[Start of Attachment]

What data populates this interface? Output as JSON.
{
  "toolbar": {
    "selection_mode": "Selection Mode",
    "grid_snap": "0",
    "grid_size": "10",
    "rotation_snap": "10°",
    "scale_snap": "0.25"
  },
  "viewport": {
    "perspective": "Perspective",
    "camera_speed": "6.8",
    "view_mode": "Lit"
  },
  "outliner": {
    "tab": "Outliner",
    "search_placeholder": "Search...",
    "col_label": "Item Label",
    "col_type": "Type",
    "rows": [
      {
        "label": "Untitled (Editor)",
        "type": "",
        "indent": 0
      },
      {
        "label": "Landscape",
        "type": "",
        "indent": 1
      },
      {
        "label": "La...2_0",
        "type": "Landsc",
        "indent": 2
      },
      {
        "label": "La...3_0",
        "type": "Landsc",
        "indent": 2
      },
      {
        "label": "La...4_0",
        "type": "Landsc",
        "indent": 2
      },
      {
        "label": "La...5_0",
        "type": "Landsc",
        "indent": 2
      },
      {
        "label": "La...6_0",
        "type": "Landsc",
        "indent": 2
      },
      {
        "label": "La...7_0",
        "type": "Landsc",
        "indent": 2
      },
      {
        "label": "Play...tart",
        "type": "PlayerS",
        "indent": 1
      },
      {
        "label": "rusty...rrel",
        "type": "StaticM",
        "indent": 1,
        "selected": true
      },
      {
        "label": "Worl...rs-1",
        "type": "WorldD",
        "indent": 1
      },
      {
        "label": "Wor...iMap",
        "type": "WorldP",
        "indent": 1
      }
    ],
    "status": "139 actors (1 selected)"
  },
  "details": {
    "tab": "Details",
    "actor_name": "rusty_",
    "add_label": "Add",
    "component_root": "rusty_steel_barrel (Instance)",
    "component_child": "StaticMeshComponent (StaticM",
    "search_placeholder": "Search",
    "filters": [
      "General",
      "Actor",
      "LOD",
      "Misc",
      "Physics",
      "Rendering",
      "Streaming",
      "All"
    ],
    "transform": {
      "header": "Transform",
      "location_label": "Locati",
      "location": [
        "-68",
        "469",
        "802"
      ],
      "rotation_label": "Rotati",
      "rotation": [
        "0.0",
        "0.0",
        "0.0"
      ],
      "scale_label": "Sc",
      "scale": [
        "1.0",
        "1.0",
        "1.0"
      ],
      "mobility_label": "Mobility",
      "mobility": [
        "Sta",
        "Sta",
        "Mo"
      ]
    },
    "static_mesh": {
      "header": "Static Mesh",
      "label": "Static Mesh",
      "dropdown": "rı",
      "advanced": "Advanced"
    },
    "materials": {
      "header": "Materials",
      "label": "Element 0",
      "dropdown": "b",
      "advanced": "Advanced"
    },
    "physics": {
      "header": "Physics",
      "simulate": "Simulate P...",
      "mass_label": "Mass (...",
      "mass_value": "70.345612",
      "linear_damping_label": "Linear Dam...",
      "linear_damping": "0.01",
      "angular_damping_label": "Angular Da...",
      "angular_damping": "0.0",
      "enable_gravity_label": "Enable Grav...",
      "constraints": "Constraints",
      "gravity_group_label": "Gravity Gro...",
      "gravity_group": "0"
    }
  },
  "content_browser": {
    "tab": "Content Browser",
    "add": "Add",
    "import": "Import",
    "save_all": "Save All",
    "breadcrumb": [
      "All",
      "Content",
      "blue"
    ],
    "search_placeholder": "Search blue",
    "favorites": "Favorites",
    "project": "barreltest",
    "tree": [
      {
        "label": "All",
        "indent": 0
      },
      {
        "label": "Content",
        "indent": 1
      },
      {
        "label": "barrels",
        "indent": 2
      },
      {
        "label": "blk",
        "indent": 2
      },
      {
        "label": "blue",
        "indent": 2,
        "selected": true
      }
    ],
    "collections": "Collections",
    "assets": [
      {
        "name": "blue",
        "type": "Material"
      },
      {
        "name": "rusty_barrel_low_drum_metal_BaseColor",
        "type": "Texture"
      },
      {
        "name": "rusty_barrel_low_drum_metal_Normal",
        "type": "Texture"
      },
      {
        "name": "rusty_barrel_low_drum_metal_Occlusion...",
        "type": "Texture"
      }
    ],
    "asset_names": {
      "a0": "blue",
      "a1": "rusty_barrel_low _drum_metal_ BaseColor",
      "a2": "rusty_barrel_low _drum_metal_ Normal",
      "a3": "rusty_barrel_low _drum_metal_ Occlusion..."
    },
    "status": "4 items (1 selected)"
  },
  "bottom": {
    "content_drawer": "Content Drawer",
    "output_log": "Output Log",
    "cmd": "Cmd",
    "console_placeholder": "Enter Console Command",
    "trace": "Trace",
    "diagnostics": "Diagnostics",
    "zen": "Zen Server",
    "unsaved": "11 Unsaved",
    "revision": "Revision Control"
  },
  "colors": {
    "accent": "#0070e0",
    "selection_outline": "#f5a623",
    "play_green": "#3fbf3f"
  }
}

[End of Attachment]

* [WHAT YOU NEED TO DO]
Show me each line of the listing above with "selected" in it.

* [ANSWER TO THIS PROBLEM]
        "selected": true
    "status": "139 actors (1 selected)"
        "selected": true
    "status": "4 items (1 selected)"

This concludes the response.